gagement; also to my volunteer aides, Lieutenant Lemuel Shepperd and Mr. Templeman, who were conspicuous for daring gallantry in every engagement under every fire.
Major Hooper, brigade quartermaster, and Major Smith, brigade commissary, as well as the surgeons of the whole brigade, deserve my especial during the whole expedition.
Captain Burnett, with his officers of artillery; Lieutenant Hogg, commanding Appeal Battery, with his officers and men, deserve especial notice for the skill and efficiency with which they handled the battery and poured the shell and grape into the enemy's ranks.
Before closing I must return my sincere thanks to the officers and men who have survived for the promptness, daring, and cheerfulness with which they have executed every order, and ask them never to forget the daring and heroism of the noble dead. Arkansas, although for a while cast in gloom for her lost sons, can look with pride to the daring and gallantry of their sons, and console herself with the happy thought that her soldiers are equal to any and second to none among those who are battling for Southern independence.
Respectfully, your obedient servant,
W. L. CABELL,
Brigadier-General, commanding Brigade.
Assistant Adjutant-General, Maury's Division.
Report of Major General Mansfield Lovell, C. S. Army, commanding First Division, District of the Mississippi, including engagement at Hatchie Bridge.
HDQRS. FIRST DIV., ARMY OF THE DIST. OF MISS.,
Holly Springs, Miss., October 13, 1862.
MAJOR: I have the honor to submit the following report of the part taken by my division in the recent operations around Corinth:
On the 2nd instant the division repaired and crossed the Tuscumbia Bridge 15 miles from Corinth, and moved forward, the cavalry, under Armstrong and Jackson, in advance. We moved to Chewalla, skirmishing lightly with the enemy for several hours, and occupied the camp just abandoned, capturing some tents, quartermaster's commissary stores.

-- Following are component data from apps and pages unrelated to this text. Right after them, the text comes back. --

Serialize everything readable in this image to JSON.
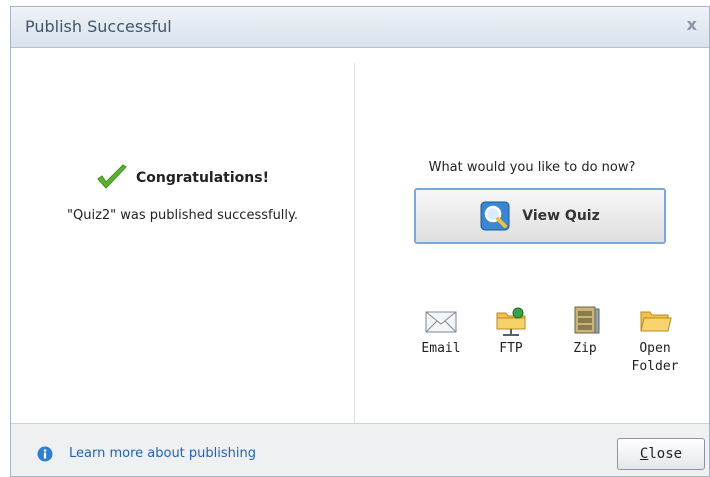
{
  "dialog": {
    "title": "Publish Successful",
    "close_glyph": "x"
  },
  "left": {
    "congrats": "Congratulations!",
    "published_message": "\"Quiz2\" was published successfully."
  },
  "right": {
    "question": "What would you like to do now?",
    "view_quiz_label": "View Quiz",
    "actions": [
      {
        "label": "Email",
        "icon": "envelope-icon"
      },
      {
        "label": "FTP",
        "icon": "ftp-folder-icon"
      },
      {
        "label": "Zip",
        "icon": "zip-archive-icon"
      },
      {
        "label_line1": "Open",
        "label_line2": "Folder",
        "icon": "folder-icon"
      }
    ]
  },
  "footer": {
    "learn_more": "Learn more about publishing",
    "close_first_letter": "C",
    "close_rest": "lose"
  },
  "colors": {
    "title_text": "#44546a",
    "link": "#1e64b4",
    "button_border": "#7aa9d6",
    "check_green": "#5ab52e"
  }
}
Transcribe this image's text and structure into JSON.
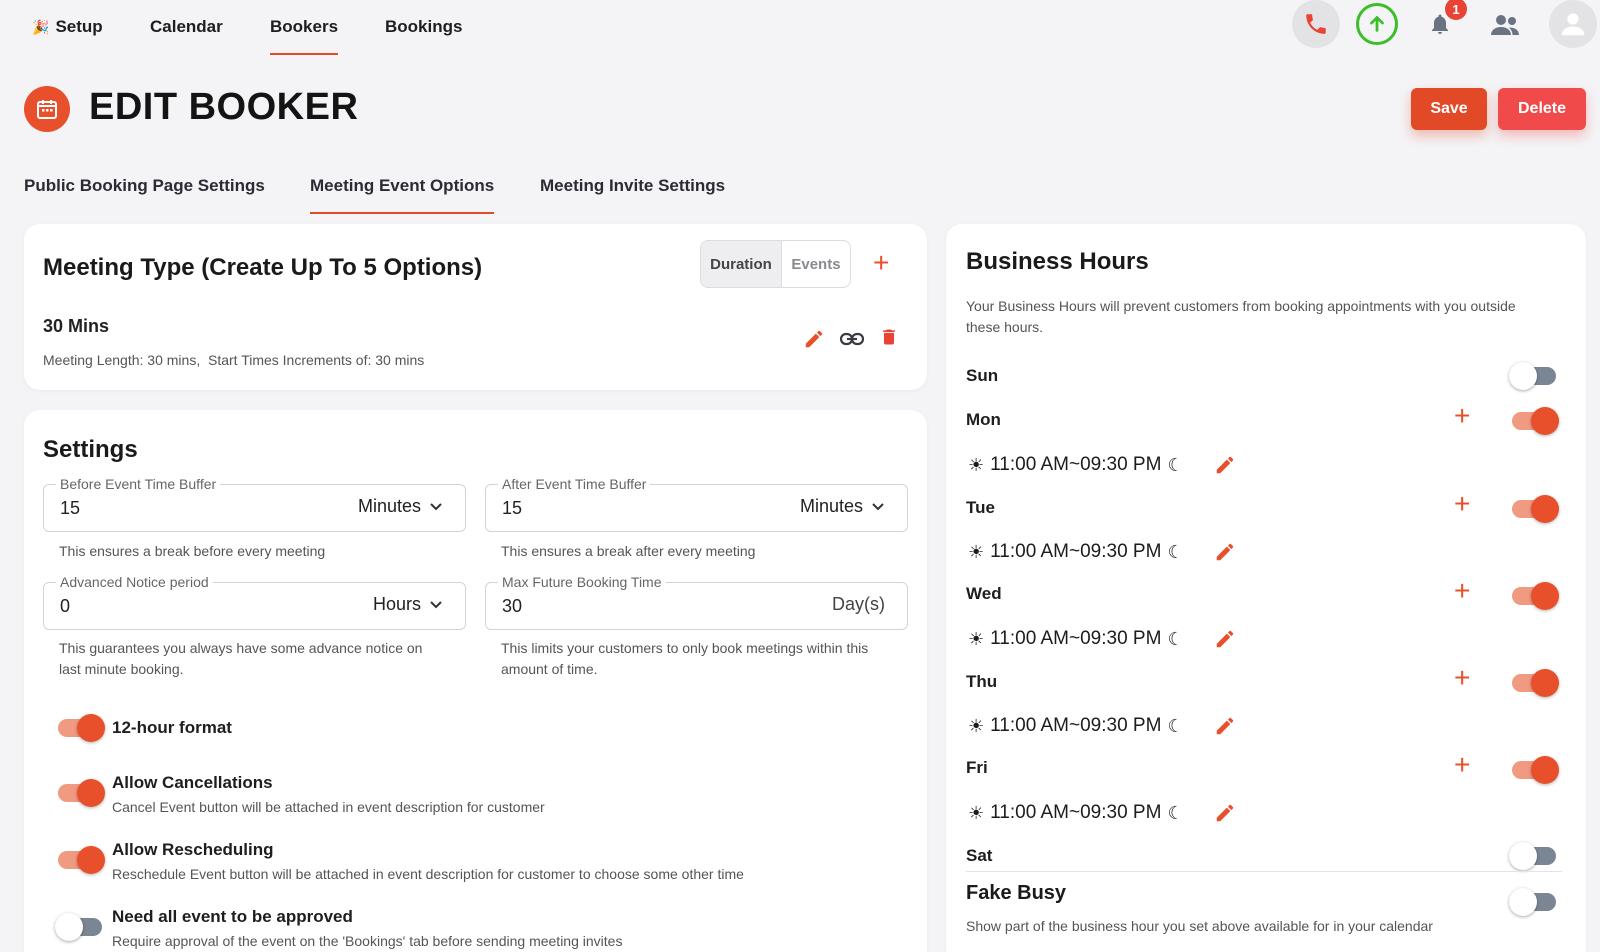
{
  "nav": {
    "setup": "Setup",
    "calendar": "Calendar",
    "bookers": "Bookers",
    "bookings": "Bookings",
    "notification_count": "1"
  },
  "header": {
    "title": "EDIT BOOKER",
    "save_label": "Save",
    "delete_label": "Delete"
  },
  "tabs": [
    {
      "label": "Public Booking Page Settings"
    },
    {
      "label": "Meeting Event Options"
    },
    {
      "label": "Meeting Invite Settings"
    }
  ],
  "meeting_type": {
    "title": "Meeting Type (Create Up To 5 Options)",
    "seg_duration": "Duration",
    "seg_events": "Events",
    "option_name": "30 Mins",
    "option_details": "Meeting Length: 30 mins,  Start Times Increments of: 30 mins"
  },
  "settings": {
    "title": "Settings",
    "before_buffer": {
      "label": "Before Event Time Buffer",
      "value": "15",
      "unit": "Minutes",
      "helper": "This ensures a break before every meeting"
    },
    "after_buffer": {
      "label": "After Event Time Buffer",
      "value": "15",
      "unit": "Minutes",
      "helper": "This ensures a break after every meeting"
    },
    "advance_notice": {
      "label": "Advanced Notice period",
      "value": "0",
      "unit": "Hours",
      "helper_line1": "This guarantees you always have some advance notice on",
      "helper_line2": "last minute booking."
    },
    "max_future": {
      "label": "Max Future Booking Time",
      "value": "30",
      "unit": "Day(s)",
      "helper_line1": "This limits your customers to only book meetings within this",
      "helper_line2": "amount of time."
    },
    "options": [
      {
        "title": "12-hour format",
        "desc": "",
        "enabled": true
      },
      {
        "title": "Allow Cancellations",
        "desc": "Cancel Event button will be attached in event description for customer",
        "enabled": true
      },
      {
        "title": "Allow Rescheduling",
        "desc": "Reschedule Event button will be attached in event description for customer to choose some other time",
        "enabled": true
      },
      {
        "title": "Need all event to be approved",
        "desc": "Require approval of the event on the 'Bookings' tab before sending meeting invites",
        "enabled": false
      }
    ]
  },
  "business_hours": {
    "title": "Business Hours",
    "desc_line1": "Your Business Hours will prevent customers from booking appointments with you outside",
    "desc_line2": "these hours.",
    "days": [
      {
        "name": "Sun",
        "enabled": false
      },
      {
        "name": "Mon",
        "enabled": true,
        "hours": "11:00 AM~09:30 PM"
      },
      {
        "name": "Tue",
        "enabled": true,
        "hours": "11:00 AM~09:30 PM"
      },
      {
        "name": "Wed",
        "enabled": true,
        "hours": "11:00 AM~09:30 PM"
      },
      {
        "name": "Thu",
        "enabled": true,
        "hours": "11:00 AM~09:30 PM"
      },
      {
        "name": "Fri",
        "enabled": true,
        "hours": "11:00 AM~09:30 PM"
      },
      {
        "name": "Sat",
        "enabled": false
      }
    ],
    "fake_busy": {
      "title": "Fake Busy",
      "desc": "Show part of the business hour you set above available for in your calendar",
      "enabled": false
    }
  },
  "colors": {
    "accent": "#e8502c",
    "danger": "#f04a4a",
    "upload_green": "#3dbd2a"
  }
}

On the 3rd we moved forward, Villepigue's brigade in advance, skirmishing more heavily with a force of the enemy, composed of two regiments of infantry, a section of artillery, and some cavalry, until we drove them across Indian Creek. At this point their artillery fire became more frequent. Here we took and abandoned 12-pounder howitzer. The bridge was repaired under fire, and I crossed the whole division, consisting of Rust's brigade on the right, Bowen's in the center, and Villepigue's on the left. The enemy occupied with his artillery a high hill at the crossing of the State Line road with the Memphis and Charleston Railroad, with rifle-pits extending north and south, affording, with the hill, a strong position for about 3,300 men. The skirmishers were then re-enforced and the whole line ordered to the assault, with reserves behind each brigade. The conflict was short and bloody. Our troops,